Bookshop Santa Cruz presents Billy Collins at UCSC on Friday.
As I sat down with a copy of Aimless Love, the new book from which poet Billy Collins will be reading at UCSC this Friday, I found myself quickly flipping through it, looking for a poem that typified his work. I was a bit hurried and unaffected as I skimmed lines about Cheerios, fish and dogs. And then, before I could even realize what happened, one poem stopped me dead in my tracks. Suddenly, tears were running down my cheeks.
This pattern—the mundane details of life giving way to the profound and moving—is truly Collins’ trademark. He says that he hopes his poems “begin in Kansas, and end in Oz.”
Collins draws his inspiration from everyday life. “It doesn’t take much—birds in a tree, sitting at a sushi bar, really anything,” Collins says of the inspiration for his poetry. His poems draw on the splendor of everyday life.
Collins has reached a popularity largely unheard of amongst poets. The New York Times called Collins “America’s favorite poet,” and he has been appointed national Poet Laureate twice. His appeal is due in part to the accessibility of his poems, and his work to move poetry back into everyday life.
“I think it is a great idea to take poetry out of the libraries, to see that it can have a life outside of the classroom, outside of the library,” he told Diane Rehm in a recent radio interview.
And to back up his reputation as “America’s favorite poet,” Collins has a robust publishing career: he has authored 10 collections of poetry, edited three anthologies and is frequently featured in top literary magazines. Aimless Love is his first anthology of new and selected poems. It includes the best poems from his previous four books, as well as 50 new poems.
Collins will be reading from this anthology, as well as answering questions and signing books at UCSC this Friday at 7pm, with tickets available through Bookshop Santa Cruz.
To get a writer as popular as Collins to read in a town as small as Santa Cruz isn’t always easy. Publishers are hesitant unless they are convinced there is a big enough audience to make it worth the author’s time.
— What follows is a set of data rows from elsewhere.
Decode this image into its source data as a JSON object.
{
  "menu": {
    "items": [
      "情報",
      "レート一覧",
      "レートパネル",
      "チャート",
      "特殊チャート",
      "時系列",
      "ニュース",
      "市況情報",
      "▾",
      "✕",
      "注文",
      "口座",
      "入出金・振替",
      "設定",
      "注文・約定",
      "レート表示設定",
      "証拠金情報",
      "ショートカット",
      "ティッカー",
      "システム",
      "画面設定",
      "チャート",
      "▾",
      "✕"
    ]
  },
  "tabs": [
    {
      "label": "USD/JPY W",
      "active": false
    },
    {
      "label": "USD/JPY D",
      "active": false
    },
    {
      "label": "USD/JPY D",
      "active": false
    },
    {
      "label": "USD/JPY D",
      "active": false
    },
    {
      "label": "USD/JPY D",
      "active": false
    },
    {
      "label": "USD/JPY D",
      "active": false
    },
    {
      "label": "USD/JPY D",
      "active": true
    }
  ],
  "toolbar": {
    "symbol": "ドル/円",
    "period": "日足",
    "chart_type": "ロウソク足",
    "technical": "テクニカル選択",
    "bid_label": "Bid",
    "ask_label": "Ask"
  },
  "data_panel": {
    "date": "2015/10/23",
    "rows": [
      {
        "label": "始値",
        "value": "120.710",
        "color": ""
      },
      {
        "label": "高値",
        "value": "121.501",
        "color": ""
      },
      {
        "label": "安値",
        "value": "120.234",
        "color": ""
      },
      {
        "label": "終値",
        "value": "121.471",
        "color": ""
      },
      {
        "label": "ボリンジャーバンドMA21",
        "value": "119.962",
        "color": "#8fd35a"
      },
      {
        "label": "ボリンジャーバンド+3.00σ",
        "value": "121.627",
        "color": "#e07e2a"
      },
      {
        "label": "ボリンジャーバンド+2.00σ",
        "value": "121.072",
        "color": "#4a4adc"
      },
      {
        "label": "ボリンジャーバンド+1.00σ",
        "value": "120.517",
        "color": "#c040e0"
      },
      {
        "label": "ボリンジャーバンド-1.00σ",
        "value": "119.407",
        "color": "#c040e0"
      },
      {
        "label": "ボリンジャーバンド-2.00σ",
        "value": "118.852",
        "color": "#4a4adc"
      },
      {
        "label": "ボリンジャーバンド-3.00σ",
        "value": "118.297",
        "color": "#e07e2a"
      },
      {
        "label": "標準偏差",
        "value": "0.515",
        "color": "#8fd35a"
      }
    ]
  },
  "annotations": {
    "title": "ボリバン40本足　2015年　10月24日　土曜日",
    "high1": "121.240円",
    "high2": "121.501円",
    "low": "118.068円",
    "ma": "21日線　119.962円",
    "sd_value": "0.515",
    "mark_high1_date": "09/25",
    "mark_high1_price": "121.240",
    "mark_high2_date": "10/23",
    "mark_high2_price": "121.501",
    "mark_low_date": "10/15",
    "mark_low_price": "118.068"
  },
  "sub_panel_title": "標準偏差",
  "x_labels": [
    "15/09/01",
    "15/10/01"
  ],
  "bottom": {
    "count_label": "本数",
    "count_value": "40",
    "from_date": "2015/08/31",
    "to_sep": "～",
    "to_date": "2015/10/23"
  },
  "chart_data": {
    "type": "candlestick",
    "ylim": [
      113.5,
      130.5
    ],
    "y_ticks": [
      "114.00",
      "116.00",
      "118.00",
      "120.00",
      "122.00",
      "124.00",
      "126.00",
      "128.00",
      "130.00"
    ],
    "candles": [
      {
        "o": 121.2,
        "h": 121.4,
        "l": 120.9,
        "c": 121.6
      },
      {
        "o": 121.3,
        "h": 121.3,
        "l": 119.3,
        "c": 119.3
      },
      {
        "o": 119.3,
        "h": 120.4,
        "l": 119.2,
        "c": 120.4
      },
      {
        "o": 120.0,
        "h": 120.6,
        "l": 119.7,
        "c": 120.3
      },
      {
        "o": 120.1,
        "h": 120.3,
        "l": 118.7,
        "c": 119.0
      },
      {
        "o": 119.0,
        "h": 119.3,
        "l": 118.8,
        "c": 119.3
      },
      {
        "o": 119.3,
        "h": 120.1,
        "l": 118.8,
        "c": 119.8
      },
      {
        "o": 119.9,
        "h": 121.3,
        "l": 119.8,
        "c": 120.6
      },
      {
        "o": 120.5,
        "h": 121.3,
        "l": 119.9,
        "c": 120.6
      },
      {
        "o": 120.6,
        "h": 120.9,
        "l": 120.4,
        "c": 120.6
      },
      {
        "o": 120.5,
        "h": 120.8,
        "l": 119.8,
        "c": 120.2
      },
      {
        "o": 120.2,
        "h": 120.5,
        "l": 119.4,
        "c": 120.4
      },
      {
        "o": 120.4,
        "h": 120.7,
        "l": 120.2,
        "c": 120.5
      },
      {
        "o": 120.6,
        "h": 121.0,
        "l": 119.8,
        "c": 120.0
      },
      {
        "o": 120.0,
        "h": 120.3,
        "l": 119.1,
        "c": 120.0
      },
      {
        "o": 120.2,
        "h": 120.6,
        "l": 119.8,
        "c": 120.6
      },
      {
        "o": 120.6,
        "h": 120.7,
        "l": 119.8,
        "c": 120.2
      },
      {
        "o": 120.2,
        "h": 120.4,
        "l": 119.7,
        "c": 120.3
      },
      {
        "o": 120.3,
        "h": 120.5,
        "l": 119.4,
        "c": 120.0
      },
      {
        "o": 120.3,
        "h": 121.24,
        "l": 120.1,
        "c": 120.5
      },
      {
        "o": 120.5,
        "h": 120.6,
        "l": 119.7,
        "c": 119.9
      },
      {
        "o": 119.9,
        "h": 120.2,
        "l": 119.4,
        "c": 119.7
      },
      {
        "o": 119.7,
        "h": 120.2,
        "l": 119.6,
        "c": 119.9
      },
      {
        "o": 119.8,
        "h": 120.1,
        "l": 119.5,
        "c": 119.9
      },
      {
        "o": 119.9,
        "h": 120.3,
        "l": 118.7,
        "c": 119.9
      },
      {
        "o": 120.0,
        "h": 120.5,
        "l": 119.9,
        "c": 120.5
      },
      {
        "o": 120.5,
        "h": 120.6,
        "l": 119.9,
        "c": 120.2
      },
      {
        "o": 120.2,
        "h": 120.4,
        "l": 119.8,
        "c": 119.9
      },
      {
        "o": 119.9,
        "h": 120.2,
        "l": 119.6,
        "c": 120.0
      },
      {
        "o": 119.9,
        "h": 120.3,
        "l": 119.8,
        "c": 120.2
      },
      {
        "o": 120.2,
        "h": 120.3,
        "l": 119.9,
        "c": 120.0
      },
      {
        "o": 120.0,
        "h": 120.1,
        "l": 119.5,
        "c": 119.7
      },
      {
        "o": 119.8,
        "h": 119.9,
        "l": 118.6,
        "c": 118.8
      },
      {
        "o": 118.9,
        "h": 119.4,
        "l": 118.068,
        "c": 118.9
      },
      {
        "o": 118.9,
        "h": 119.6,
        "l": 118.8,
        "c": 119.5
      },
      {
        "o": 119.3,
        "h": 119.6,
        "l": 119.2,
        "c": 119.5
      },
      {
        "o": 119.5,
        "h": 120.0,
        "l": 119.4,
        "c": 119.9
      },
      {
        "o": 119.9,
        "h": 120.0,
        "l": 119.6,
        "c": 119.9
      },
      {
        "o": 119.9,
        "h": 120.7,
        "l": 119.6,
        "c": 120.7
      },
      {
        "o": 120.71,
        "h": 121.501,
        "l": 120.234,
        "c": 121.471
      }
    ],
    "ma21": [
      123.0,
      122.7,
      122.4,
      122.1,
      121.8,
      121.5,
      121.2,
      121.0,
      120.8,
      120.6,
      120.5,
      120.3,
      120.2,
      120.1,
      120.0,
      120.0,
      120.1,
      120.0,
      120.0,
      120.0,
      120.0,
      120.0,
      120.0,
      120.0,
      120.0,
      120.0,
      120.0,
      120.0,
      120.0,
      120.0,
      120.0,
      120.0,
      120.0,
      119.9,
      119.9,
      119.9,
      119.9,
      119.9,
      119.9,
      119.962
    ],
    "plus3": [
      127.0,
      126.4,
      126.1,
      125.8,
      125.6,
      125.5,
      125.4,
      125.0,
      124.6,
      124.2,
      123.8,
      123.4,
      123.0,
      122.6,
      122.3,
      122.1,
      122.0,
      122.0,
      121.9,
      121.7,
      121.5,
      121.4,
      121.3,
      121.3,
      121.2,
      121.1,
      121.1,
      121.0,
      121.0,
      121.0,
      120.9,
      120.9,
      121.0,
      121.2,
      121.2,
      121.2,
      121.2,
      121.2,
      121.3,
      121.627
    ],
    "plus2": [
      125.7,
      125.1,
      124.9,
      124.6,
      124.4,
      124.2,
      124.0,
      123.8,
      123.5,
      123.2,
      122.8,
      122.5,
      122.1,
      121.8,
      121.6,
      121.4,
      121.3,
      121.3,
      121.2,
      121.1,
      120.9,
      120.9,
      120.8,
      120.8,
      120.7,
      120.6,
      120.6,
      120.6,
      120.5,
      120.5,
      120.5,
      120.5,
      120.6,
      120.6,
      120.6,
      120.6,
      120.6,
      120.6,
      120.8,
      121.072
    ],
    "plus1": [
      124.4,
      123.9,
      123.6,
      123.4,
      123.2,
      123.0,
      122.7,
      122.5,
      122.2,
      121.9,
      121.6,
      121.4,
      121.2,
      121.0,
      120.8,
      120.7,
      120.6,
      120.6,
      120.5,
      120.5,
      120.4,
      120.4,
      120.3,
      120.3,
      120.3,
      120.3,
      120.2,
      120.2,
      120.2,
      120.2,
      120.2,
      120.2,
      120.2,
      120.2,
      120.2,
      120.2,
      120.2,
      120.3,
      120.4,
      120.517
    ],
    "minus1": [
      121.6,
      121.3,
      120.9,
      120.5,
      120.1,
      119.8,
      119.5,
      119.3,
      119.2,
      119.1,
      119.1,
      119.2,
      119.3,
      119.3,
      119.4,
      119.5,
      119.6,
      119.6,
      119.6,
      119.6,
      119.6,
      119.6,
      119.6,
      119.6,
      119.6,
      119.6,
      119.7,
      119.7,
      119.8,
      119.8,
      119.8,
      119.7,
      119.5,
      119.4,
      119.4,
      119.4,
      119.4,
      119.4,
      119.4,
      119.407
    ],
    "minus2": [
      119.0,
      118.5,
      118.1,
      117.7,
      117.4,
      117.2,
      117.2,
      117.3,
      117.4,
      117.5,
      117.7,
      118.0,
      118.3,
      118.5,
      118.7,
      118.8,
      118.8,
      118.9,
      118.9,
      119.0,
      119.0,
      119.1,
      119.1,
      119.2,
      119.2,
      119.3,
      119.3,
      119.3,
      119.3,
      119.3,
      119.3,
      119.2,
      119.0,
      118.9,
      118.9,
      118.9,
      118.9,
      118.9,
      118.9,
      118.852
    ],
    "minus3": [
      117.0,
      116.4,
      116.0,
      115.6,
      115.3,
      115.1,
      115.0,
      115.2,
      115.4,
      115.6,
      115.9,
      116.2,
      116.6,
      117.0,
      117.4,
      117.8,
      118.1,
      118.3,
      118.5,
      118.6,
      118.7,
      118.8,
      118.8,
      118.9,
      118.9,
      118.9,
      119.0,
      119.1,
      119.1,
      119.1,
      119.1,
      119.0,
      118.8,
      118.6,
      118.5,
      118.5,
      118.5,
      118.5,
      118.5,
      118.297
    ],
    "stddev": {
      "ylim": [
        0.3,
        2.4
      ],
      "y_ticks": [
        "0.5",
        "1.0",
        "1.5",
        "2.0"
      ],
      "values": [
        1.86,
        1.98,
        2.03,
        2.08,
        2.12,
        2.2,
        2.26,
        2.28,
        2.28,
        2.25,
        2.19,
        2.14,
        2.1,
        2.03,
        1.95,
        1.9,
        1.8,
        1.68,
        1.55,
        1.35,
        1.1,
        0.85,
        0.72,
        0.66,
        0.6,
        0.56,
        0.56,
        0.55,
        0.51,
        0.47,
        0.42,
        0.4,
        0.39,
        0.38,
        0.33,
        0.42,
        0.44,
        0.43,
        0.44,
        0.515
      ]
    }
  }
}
“We had to go to New York and convince [the publishers] that we can fill the auditorium,” says Susan McCloskey, Bookshop Santa Cruz’s events coordinator.
Despite some publishers’ hesitations, Santa Cruzans show up. Bookshop Santa Cruz is now hosting its largest events at Santa Cruz High and UCSC, where they can accommodate more people.
One reason this area has a closer relationship to poetry than many others is that there is an organization dedicated solely to bringing poetry to the local lit scene: Poetry Santa Cruz. The group was founded over 13 years ago on the “dream of inviting poets from all around the country to read in Santa Cruz,” explains Len Anderson, one of Poetry Santa Cruz’s founders. They host dozens of poetry readings throughout the year, organize a monthly open mic and post other poetry events in the area.
Many of Santa Cruz’s own poets are published in Catamaran, the literary and arts reader based in Santa Cruz. The journal also features many nationally known poets—in fact, Collins was published in its most recent edition.
Another great opportunity to check out the local poetry scene is the weekly poetry open mic every Monday at the Tannery. “I have been pleasantly surprised at the real range of styles that are appreciated, and the diversity of poets that are reading,” says Kevin Devaney, one of the open mic founders.
Devaney is also one of the poets who can be spotted downtown with a desk and 1920s typewriter, writing poetry for donations. “We actually made enough money writing poems that way to pay for the open mic’s sound system,” he says. “Our sound system is literally made of poems.”
Billy Collins performs on Friday, Nov. 8 at 7pm at the UCSC Music Recital Hall.